__TASK PROMPT__: Your task is to restate the listing word for word without the pictures.

__STUDY MATERIAL__:
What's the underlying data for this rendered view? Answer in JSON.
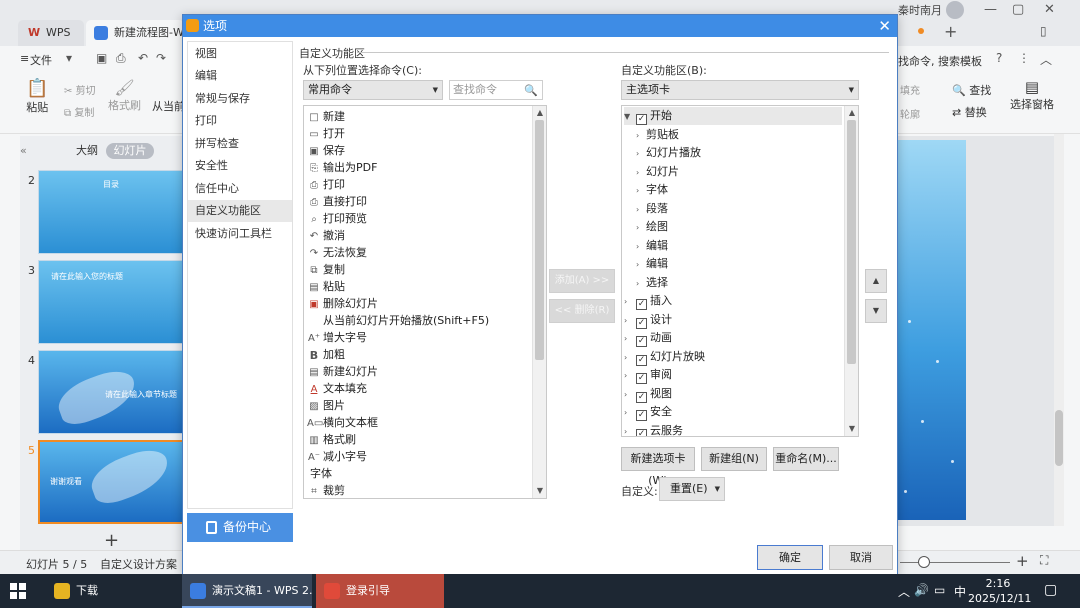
{
  "background_app": {
    "tabs": [
      {
        "label": "WPS"
      },
      {
        "label": "新建流程图-WPS"
      }
    ],
    "user_name": "秦时南月",
    "menu_file": "文件",
    "search_commands": "找命令, 搜索模板",
    "ribbon": {
      "paste": "粘贴",
      "cut": "剪切",
      "copy": "复制",
      "format_painter": "格式刷",
      "from_current": "从当前",
      "fill": "填充",
      "outline": "轮廓",
      "find": "查找",
      "replace": "替换",
      "select_pane": "选择窗格"
    },
    "view_tabs": {
      "outline": "大纲",
      "slides": "幻灯片"
    },
    "thumbnails": [
      {
        "num": "2",
        "title": "目录"
      },
      {
        "num": "3",
        "title": "请在此输入您的标题"
      },
      {
        "num": "4",
        "title": "请在此输入章节标题"
      },
      {
        "num": "5",
        "title": "谢谢观看"
      }
    ],
    "status": {
      "slide_count": "幻灯片 5 / 5",
      "design": "自定义设计方案"
    }
  },
  "dialog": {
    "title": "选项",
    "nav": [
      "视图",
      "编辑",
      "常规与保存",
      "打印",
      "拼写检查",
      "安全性",
      "信任中心",
      "自定义功能区",
      "快速访问工具栏"
    ],
    "nav_active_index": 7,
    "backup_center": "备份中心",
    "section_title": "自定义功能区",
    "choose_from_label": "从下列位置选择命令(C):",
    "choose_from_value": "常用命令",
    "search_placeholder": "查找命令",
    "commands": [
      {
        "label": "新建",
        "icon": "new-icon"
      },
      {
        "label": "打开",
        "icon": "open-icon"
      },
      {
        "label": "保存",
        "icon": "save-icon"
      },
      {
        "label": "输出为PDF",
        "icon": "pdf-icon"
      },
      {
        "label": "打印",
        "icon": "print-icon"
      },
      {
        "label": "直接打印",
        "icon": "direct-print-icon"
      },
      {
        "label": "打印预览",
        "icon": "print-preview-icon"
      },
      {
        "label": "撤消",
        "icon": "undo-icon"
      },
      {
        "label": "无法恢复",
        "icon": "redo-icon"
      },
      {
        "label": "复制",
        "icon": "copy-icon"
      },
      {
        "label": "粘贴",
        "icon": "paste-icon"
      },
      {
        "label": "删除幻灯片",
        "icon": "delete-slide-icon"
      },
      {
        "label": "从当前幻灯片开始播放(Shift+F5)",
        "icon": ""
      },
      {
        "label": "增大字号",
        "icon": "increase-font-icon"
      },
      {
        "label": "加粗",
        "icon": "bold-icon"
      },
      {
        "label": "新建幻灯片",
        "icon": "new-slide-icon"
      },
      {
        "label": "文本填充",
        "icon": "text-fill-icon",
        "submenu": true
      },
      {
        "label": "图片",
        "icon": "picture-icon",
        "submenu": true
      },
      {
        "label": "横向文本框",
        "icon": "textbox-icon"
      },
      {
        "label": "格式刷",
        "icon": "format-painter-icon"
      },
      {
        "label": "减小字号",
        "icon": "decrease-font-icon"
      },
      {
        "label": "字体",
        "icon": "",
        "group": true
      },
      {
        "label": "裁剪",
        "icon": "crop-icon"
      }
    ],
    "add_button": "添加(A) >>",
    "remove_button": "<< 删除(R)",
    "customize_label": "自定义功能区(B):",
    "customize_value": "主选项卡",
    "tree": [
      {
        "label": "开始",
        "level": 0,
        "checked": true,
        "expanded": true,
        "selected": true
      },
      {
        "label": "剪贴板",
        "level": 1
      },
      {
        "label": "幻灯片播放",
        "level": 1
      },
      {
        "label": "幻灯片",
        "level": 1
      },
      {
        "label": "字体",
        "level": 1
      },
      {
        "label": "段落",
        "level": 1
      },
      {
        "label": "绘图",
        "level": 1
      },
      {
        "label": "编辑",
        "level": 1
      },
      {
        "label": "编辑",
        "level": 1
      },
      {
        "label": "选择",
        "level": 1
      },
      {
        "label": "插入",
        "level": 0,
        "checked": true
      },
      {
        "label": "设计",
        "level": 0,
        "checked": true
      },
      {
        "label": "动画",
        "level": 0,
        "checked": true
      },
      {
        "label": "幻灯片放映",
        "level": 0,
        "checked": true
      },
      {
        "label": "审阅",
        "level": 0,
        "checked": true
      },
      {
        "label": "视图",
        "level": 0,
        "checked": true
      },
      {
        "label": "安全",
        "level": 0,
        "checked": true
      },
      {
        "label": "云服务",
        "level": 0,
        "checked": true
      }
    ],
    "new_tab": "新建选项卡(W)",
    "new_group": "新建组(N)",
    "rename": "重命名(M)...",
    "custom_label": "自定义:",
    "reset": "重置(E)",
    "ok": "确定",
    "cancel": "取消"
  },
  "taskbar": {
    "items": [
      {
        "label": "下载"
      },
      {
        "label": "演示文稿1 - WPS 2..."
      },
      {
        "label": "登录引导"
      }
    ],
    "ime": "中",
    "time": "2:16",
    "date": "2025/12/11"
  },
  "colors": {
    "titlebar": "#3e8ce5",
    "backup": "#4a90e2",
    "taskbar": "#1d2733",
    "accent_orange": "#f08b24"
  }
}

__ANSWER FOR THIS EXERCISE__:
What's the underlying data for this rendered view? Answer in JSON.
{
  "background_app": {
    "tabs": [
      {
        "label": "WPS"
      },
      {
        "label": "新建流程图-WPS"
      }
    ],
    "user_name": "秦时南月",
    "menu_file": "文件",
    "search_commands": "找命令, 搜索模板",
    "ribbon": {
      "paste": "粘贴",
      "cut": "剪切",
      "copy": "复制",
      "format_painter": "格式刷",
      "from_current": "从当前",
      "fill": "填充",
      "outline": "轮廓",
      "find": "查找",
      "replace": "替换",
      "select_pane": "选择窗格"
    },
    "view_tabs": {
      "outline": "大纲",
      "slides": "幻灯片"
    },
    "thumbnails": [
      {
        "num": "2",
        "title": "目录"
      },
      {
        "num": "3",
        "title": "请在此输入您的标题"
      },
      {
        "num": "4",
        "title": "请在此输入章节标题"
      },
      {
        "num": "5",
        "title": "谢谢观看"
      }
    ],
    "status": {
      "slide_count": "幻灯片 5 / 5",
      "design": "自定义设计方案"
    }
  },
  "dialog": {
    "title": "选项",
    "nav": [
      "视图",
      "编辑",
      "常规与保存",
      "打印",
      "拼写检查",
      "安全性",
      "信任中心",
      "自定义功能区",
      "快速访问工具栏"
    ],
    "nav_active_index": 7,
    "backup_center": "备份中心",
    "section_title": "自定义功能区",
    "choose_from_label": "从下列位置选择命令(C):",
    "choose_from_value": "常用命令",
    "search_placeholder": "查找命令",
    "commands": [
      {
        "label": "新建",
        "icon": "new-icon"
      },
      {
        "label": "打开",
        "icon": "open-icon"
      },
      {
        "label": "保存",
        "icon": "save-icon"
      },
      {
        "label": "输出为PDF",
        "icon": "pdf-icon"
      },
      {
        "label": "打印",
        "icon": "print-icon"
      },
      {
        "label": "直接打印",
        "icon": "direct-print-icon"
      },
      {
        "label": "打印预览",
        "icon": "print-preview-icon"
      },
      {
        "label": "撤消",
        "icon": "undo-icon"
      },
      {
        "label": "无法恢复",
        "icon": "redo-icon"
      },
      {
        "label": "复制",
        "icon": "copy-icon"
      },
      {
        "label": "粘贴",
        "icon": "paste-icon"
      },
      {
        "label": "删除幻灯片",
        "icon": "delete-slide-icon"
      },
      {
        "label": "从当前幻灯片开始播放(Shift+F5)",
        "icon": ""
      },
      {
        "label": "增大字号",
        "icon": "increase-font-icon"
      },
      {
        "label": "加粗",
        "icon": "bold-icon"
      },
      {
        "label": "新建幻灯片",
        "icon": "new-slide-icon"
      },
      {
        "label": "文本填充",
        "icon": "text-fill-icon",
        "submenu": true
      },
      {
        "label": "图片",
        "icon": "picture-icon",
        "submenu": true
      },
      {
        "label": "横向文本框",
        "icon": "textbox-icon"
      },
      {
        "label": "格式刷",
        "icon": "format-painter-icon"
      },
      {
        "label": "减小字号",
        "icon": "decrease-font-icon"
      },
      {
        "label": "字体",
        "icon": "",
        "group": true
      },
      {
        "label": "裁剪",
        "icon": "crop-icon"
      }
    ],
    "add_button": "添加(A) >>",
    "remove_button": "<< 删除(R)",
    "customize_label": "自定义功能区(B):",
    "customize_value": "主选项卡",
    "tree": [
      {
        "label": "开始",
        "level": 0,
        "checked": true,
        "expanded": true,
        "selected": true
      },
      {
        "label": "剪贴板",
        "level": 1
      },
      {
        "label": "幻灯片播放",
        "level": 1
      },
      {
        "label": "幻灯片",
        "level": 1
      },
      {
        "label": "字体",
        "level": 1
      },
      {
        "label": "段落",
        "level": 1
      },
      {
        "label": "绘图",
        "level": 1
      },
      {
        "label": "编辑",
        "level": 1
      },
      {
        "label": "编辑",
        "level": 1
      },
      {
        "label": "选择",
        "level": 1
      },
      {
        "label": "插入",
        "level": 0,
        "checked": true
      },
      {
        "label": "设计",
        "level": 0,
        "checked": true
      },
      {
        "label": "动画",
        "level": 0,
        "checked": true
      },
      {
        "label": "幻灯片放映",
        "level": 0,
        "checked": true
      },
      {
        "label": "审阅",
        "level": 0,
        "checked": true
      },
      {
        "label": "视图",
        "level": 0,
        "checked": true
      },
      {
        "label": "安全",
        "level": 0,
        "checked": true
      },
      {
        "label": "云服务",
        "level": 0,
        "checked": true
      }
    ],
    "new_tab": "新建选项卡(W)",
    "new_group": "新建组(N)",
    "rename": "重命名(M)...",
    "custom_label": "自定义:",
    "reset": "重置(E)",
    "ok": "确定",
    "cancel": "取消"
  },
  "taskbar": {
    "items": [
      {
        "label": "下载"
      },
      {
        "label": "演示文稿1 - WPS 2..."
      },
      {
        "label": "登录引导"
      }
    ],
    "ime": "中",
    "time": "2:16",
    "date": "2025/12/11"
  },
  "colors": {
    "titlebar": "#3e8ce5",
    "backup": "#4a90e2",
    "taskbar": "#1d2733",
    "accent_orange": "#f08b24"
  }
}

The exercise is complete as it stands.